Terms of Reference of Committee

It will ensure inter-ministerial organisation and cooperation, sharing information and resolving issues that could arise between ministries. It will also give overall guidance and directions to effectively implement the programmes.

National Clean Air Programme (NCAP)

  • It was unveiled in January 2019. It is envisaged as a scheme to provide the States and the Centre with a framework to combat air pollution.
  • It aims to provide time bound national level strategy for pan India implementation to tackle increasing air pollution problem across the country in comprehensive manner.
  • It is envisioned as a five-year action plan with 2019 as the first year. It will be reviewed every five years.
  • Target: Reducing 20–30% of PM 2.5 and PM 10 concentration by 2024 taking 2017 as the base year for the comparison of concentration.
  • Coverage: It will be implanted in 102 identified non-attainment cities for implementing mitigation actions under NCAP.
  • Implementation: States in which cities are located are expected to produce plans that include increasing number of monitoring stations, providing technology support, conducting source apportionment studies, and strengthening enforcement.
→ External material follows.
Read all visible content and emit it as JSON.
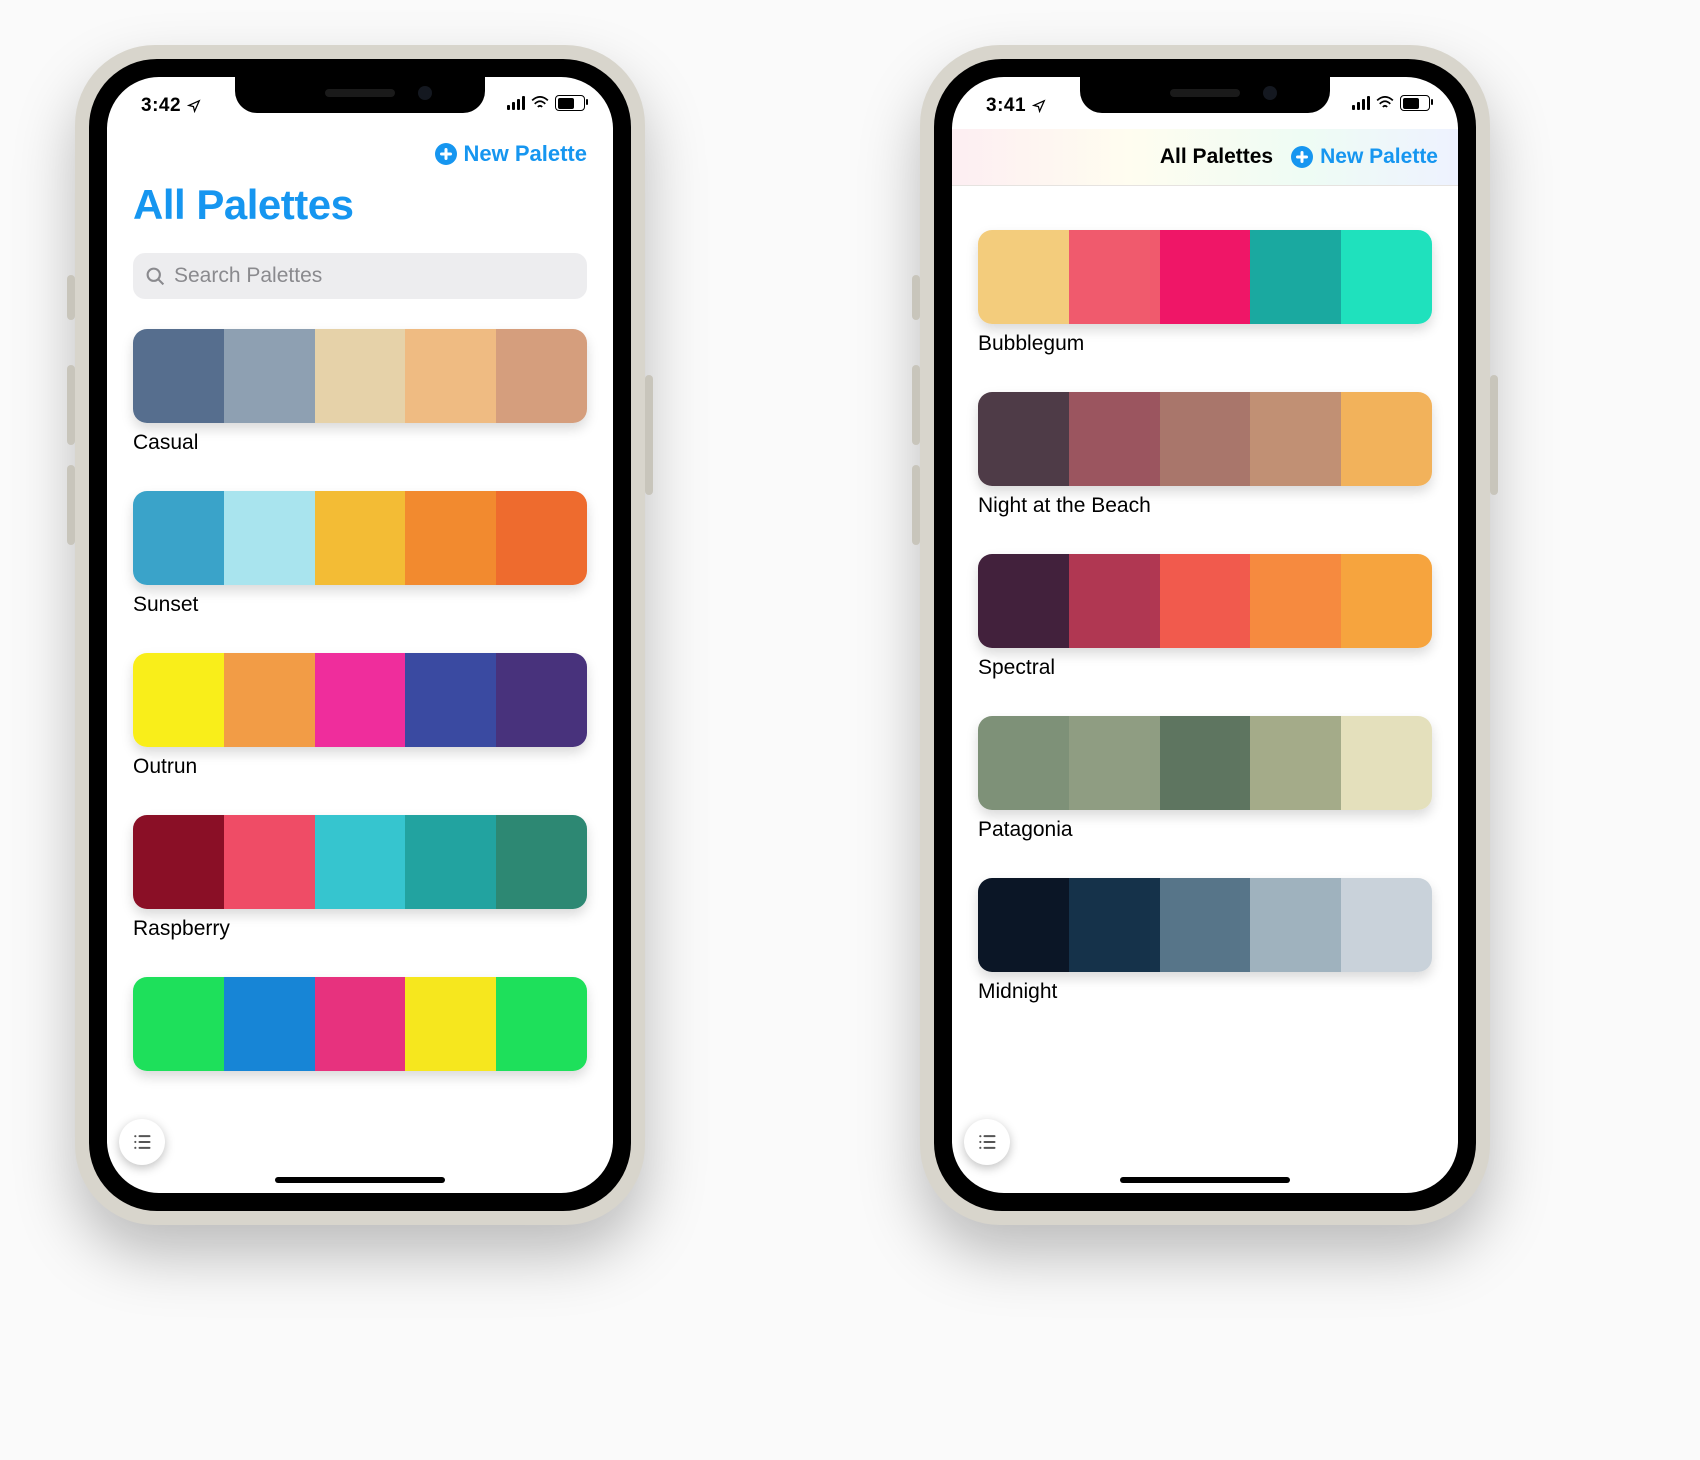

For achieving targets, cities are expected to calculate reduction in pollution, keeping 2017’s average annual PM levels as the base year.
  • NCAP requires cities to implement specific measures such as ensuring roads are pothole-free to improve traffic flow and thereby reduce dust (within 60 days) and ensure strict action against unauthorised brick kilns (within 30 days).
  • Need for Plan: The World Health Organisation’s (WHO) database on air pollution has listed Tier I and Tier II Indian cities over the years as some of the most polluted places in the world. In 2018, 14 of world’s 15 most polluted cities were in India.